MK: Why did you allow people to enter the room? You could lock the door, let people watch and experience everything from outside, which could also be very strong, Why is it important to be inside the room, sit on that stool and flick through the newspaper?

CF: The same reason that I focus on touch, sound and movement in my work. I enjoy the idea that entering in to a work and experiencing an intimacy with the space and objects can evoke emotions and thoughts that may not occur if viewed from a distance. I like to think of this in relation to architecture. I am much less impressed by phallic towers viewed on a city skyline than I am by entering into one of the hans in the historic streets of Istanbul.

MK: I really like how very unintentionally the video images sync with the sound installation. And how sometimes you don't hear it, and sometimes on the contrary, you hear it too much that it creates a block in front of the video. Do you ever listen to it?

CF: Listening suggests to me a more focused experience of sound than hearing. I try to create spaces that foster listening, as this is when those nice little synchronistic moments might be perceived.

MK: Inside the newspaper, you have a page with words: Revolve, Evolve, Resolve, Revolt. These words all start with re- , as if you need to come back to each one of them in order to finalise the process, or only in repetition will they be finalised. What do they mean to you?

CF: When writing these words I was reflecting on the idea of time being circular, but it was not possible for me to imagine this as absolute. Sure, there are cycles in nature, things are reborn and history repeats itself, but there are also moments of great change, revolutions and evolution. Time cannot be bound to such reductive concepts of circles and lines. This was something I was also contemplating when I came across the Islamic symbol for human presence – the three dimensional cross. I was fascinated by the notion of these three lines representing time, space and human spirituality but couldn’t stop questioning where chaos fit in to such ordered notions.

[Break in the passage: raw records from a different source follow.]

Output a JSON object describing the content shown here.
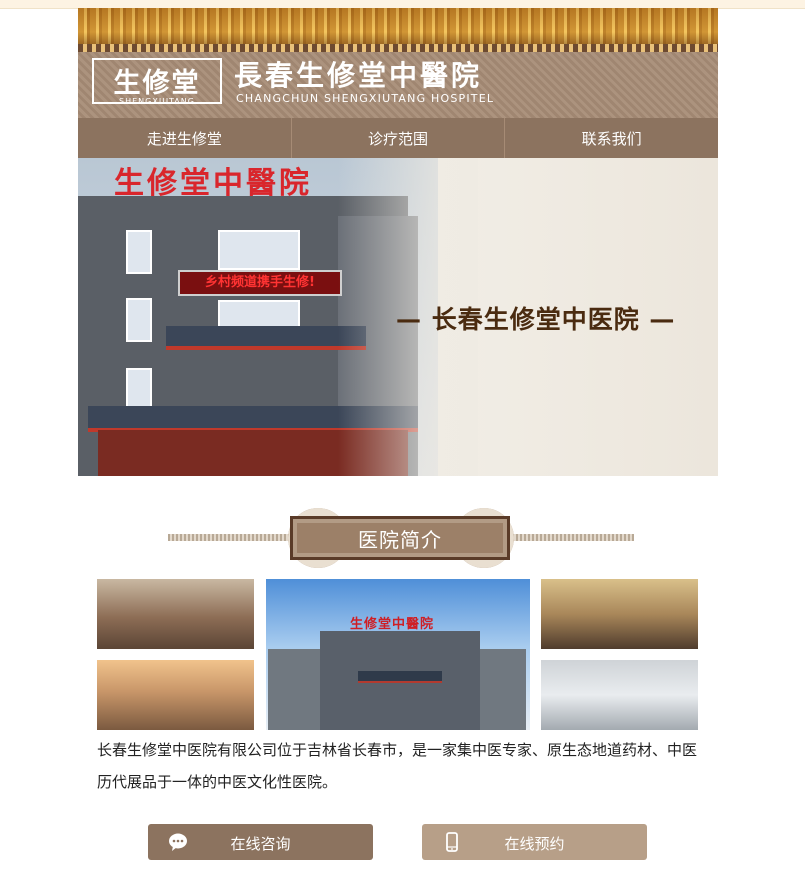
{
  "header": {
    "logo_text": "生修堂",
    "logo_pinyin": "SHENGXIUTANG",
    "hospital_name_cn": "長春生修堂中醫院",
    "hospital_name_en": "CHANGCHUN SHENGXIUTANG HOSPITEL"
  },
  "nav": {
    "items": [
      {
        "label": "走进生修堂"
      },
      {
        "label": "诊疗范围"
      },
      {
        "label": "联系我们"
      }
    ]
  },
  "banner": {
    "building_sign": "生修堂中醫院",
    "led_text": "乡村频道携手生修!",
    "title": "— 长春生修堂中医院 —"
  },
  "section": {
    "title": "医院简介"
  },
  "photos": {
    "center_sign": "生修堂中醫院"
  },
  "intro": {
    "text": "长春生修堂中医院有限公司位于吉林省长春市，是一家集中医专家、原生态地道药材、中医历代展品于一体的中医文化性医院。"
  },
  "buttons": {
    "consult_label": "在线咨询",
    "appointment_label": "在线预约"
  },
  "colors": {
    "brand_brown": "#8c735f",
    "light_brown": "#b79f88",
    "title_brown": "#4a2b10"
  },
  "icons": {
    "consult_icon": "chat-bubble-icon",
    "appointment_icon": "mobile-phone-icon"
  }
}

MK: Straight after the torna exhibition, you will reinstall the same work in a completely different location. You have a solo show in your home city Brisbane, in a very large white-walled space, quite opposite to torna. I have a slightly jealous feeling that it will look and feel really good at Metro. The viewers won't know how an Okey chip sounds like and have any familiarity to all the cultural indications that you couldn't escape from in the torna show. You will be able to use them as freely as you like in Brisbane. The visitors will not 'recognise' these elements so they will be more open to absorb the whole work. Is this quite pessimistic of me?

CF: I have the complete opposite feeling. I feel like the work belongs in torna and fear that transporting it to a gallery space across the globe may sterilise the elements. I can only hope that by giving the work a new life it can evolve into a space in which invisible movements of thought, emotion and feeling can flourish.

MK: Thanks Caitlin.

see more on 'Invisible Movements' here